▸ **Records drawn from a dataset**
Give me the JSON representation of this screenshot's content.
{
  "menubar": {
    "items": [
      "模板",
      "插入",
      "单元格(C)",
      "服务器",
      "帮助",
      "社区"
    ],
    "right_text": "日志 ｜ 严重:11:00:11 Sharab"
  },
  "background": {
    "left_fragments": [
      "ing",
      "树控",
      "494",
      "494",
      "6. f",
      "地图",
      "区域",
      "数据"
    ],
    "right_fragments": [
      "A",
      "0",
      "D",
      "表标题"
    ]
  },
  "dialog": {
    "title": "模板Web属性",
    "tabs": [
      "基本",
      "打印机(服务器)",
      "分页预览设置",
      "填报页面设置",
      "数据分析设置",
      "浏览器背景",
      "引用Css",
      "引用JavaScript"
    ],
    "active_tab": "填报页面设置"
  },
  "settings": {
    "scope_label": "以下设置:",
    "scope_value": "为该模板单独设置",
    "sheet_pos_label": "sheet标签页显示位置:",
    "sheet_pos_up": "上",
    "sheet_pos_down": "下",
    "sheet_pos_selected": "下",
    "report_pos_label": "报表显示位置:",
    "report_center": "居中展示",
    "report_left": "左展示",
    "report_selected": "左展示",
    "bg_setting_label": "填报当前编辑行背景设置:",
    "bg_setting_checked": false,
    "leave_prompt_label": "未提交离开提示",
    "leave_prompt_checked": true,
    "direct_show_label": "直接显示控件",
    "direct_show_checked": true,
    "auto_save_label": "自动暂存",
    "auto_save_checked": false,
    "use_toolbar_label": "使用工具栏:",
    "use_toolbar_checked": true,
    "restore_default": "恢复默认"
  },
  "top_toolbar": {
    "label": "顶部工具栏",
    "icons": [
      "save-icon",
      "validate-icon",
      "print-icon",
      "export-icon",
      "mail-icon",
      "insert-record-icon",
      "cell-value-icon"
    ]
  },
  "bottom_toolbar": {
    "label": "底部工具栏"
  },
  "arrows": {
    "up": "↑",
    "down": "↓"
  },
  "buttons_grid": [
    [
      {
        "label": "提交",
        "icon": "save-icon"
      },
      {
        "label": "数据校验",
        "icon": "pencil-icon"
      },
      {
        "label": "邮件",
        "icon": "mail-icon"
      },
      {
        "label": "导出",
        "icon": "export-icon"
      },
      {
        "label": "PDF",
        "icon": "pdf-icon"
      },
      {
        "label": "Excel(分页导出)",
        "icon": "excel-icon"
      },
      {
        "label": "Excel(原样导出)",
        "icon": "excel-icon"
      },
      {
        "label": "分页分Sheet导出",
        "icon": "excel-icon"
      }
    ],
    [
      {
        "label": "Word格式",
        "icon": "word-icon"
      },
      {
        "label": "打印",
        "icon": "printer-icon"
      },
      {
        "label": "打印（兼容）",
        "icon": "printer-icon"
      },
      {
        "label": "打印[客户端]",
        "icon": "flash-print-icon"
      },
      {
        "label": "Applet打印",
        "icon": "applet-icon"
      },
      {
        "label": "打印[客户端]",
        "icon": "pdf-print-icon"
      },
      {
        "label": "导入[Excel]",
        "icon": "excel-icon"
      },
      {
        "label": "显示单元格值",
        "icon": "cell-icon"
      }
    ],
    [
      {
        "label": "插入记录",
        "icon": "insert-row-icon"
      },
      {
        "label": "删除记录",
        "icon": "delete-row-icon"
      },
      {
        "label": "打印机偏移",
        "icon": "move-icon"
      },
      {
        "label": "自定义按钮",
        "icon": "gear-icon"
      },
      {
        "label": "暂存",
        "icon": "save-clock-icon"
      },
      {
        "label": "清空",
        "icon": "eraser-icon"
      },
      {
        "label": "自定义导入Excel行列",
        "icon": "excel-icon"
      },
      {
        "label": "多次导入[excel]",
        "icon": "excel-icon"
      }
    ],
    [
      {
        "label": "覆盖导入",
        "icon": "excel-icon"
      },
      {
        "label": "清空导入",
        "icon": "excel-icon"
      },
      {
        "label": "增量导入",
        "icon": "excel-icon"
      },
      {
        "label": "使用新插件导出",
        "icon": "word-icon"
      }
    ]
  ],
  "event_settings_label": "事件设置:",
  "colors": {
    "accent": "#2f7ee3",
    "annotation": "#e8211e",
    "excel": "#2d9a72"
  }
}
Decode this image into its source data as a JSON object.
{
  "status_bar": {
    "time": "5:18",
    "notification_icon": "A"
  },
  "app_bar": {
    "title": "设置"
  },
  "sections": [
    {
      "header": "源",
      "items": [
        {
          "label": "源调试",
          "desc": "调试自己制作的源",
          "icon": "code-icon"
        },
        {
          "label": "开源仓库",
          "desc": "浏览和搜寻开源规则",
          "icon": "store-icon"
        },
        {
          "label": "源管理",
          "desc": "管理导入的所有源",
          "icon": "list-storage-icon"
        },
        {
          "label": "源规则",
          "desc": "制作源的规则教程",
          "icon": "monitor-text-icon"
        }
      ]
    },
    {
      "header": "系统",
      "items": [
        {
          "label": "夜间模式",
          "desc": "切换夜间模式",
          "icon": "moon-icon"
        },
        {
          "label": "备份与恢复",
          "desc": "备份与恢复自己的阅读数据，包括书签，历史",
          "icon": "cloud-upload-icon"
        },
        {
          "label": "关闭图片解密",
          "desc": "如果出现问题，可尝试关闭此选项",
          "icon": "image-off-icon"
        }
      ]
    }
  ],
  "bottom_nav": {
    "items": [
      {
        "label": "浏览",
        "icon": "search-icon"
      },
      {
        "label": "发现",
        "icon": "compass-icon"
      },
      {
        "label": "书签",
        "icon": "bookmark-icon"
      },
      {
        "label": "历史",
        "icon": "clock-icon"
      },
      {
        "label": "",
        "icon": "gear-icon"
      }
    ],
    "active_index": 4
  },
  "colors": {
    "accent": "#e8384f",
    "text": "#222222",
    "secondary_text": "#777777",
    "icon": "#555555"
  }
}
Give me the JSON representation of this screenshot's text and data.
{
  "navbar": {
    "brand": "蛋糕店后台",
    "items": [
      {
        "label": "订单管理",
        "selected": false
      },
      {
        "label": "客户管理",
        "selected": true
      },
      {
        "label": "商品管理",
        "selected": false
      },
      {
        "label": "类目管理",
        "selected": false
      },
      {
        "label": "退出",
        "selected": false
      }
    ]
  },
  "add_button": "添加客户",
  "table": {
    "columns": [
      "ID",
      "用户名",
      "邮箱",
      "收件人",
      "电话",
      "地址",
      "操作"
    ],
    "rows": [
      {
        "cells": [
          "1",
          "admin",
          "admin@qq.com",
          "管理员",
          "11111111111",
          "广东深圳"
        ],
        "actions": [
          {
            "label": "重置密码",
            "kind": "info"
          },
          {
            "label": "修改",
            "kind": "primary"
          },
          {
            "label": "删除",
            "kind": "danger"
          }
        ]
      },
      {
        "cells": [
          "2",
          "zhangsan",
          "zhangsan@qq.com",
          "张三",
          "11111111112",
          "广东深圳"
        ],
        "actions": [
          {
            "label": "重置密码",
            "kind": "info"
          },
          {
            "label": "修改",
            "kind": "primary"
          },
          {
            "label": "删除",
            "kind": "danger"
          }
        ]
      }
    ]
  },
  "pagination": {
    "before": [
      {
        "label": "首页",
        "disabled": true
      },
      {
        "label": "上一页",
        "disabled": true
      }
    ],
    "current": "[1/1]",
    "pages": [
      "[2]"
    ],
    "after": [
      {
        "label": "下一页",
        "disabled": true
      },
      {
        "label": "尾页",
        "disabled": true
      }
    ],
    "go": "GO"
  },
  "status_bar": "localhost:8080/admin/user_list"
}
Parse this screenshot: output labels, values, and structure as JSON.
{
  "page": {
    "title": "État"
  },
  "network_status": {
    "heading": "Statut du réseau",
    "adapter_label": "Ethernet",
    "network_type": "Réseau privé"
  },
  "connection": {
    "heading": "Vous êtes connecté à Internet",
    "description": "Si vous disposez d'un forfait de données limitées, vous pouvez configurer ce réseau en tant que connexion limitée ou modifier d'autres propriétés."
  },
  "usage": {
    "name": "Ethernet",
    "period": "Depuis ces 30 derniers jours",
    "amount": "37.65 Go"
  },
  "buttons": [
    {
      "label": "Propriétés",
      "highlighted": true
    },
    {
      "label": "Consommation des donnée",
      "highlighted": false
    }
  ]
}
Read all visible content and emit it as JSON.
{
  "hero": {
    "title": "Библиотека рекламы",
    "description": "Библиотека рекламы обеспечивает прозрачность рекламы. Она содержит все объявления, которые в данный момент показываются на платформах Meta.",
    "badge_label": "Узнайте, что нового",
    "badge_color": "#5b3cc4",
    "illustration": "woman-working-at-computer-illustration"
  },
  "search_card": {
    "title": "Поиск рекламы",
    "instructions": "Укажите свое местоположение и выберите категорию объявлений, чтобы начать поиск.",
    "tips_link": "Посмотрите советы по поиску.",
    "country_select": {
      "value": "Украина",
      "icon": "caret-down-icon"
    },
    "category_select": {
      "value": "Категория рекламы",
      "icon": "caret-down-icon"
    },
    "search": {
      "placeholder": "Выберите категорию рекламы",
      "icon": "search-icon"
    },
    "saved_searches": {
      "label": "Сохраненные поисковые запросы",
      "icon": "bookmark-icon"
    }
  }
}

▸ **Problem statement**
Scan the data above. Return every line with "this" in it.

▸ **Solution**
Give me the JSON representation of this screenshot's content.
Decode this image into its source data as a JSON object.
Give me the JSON representation of this screenshot's text and data.
Parse this screenshot: output labels, values, and structure as JSON.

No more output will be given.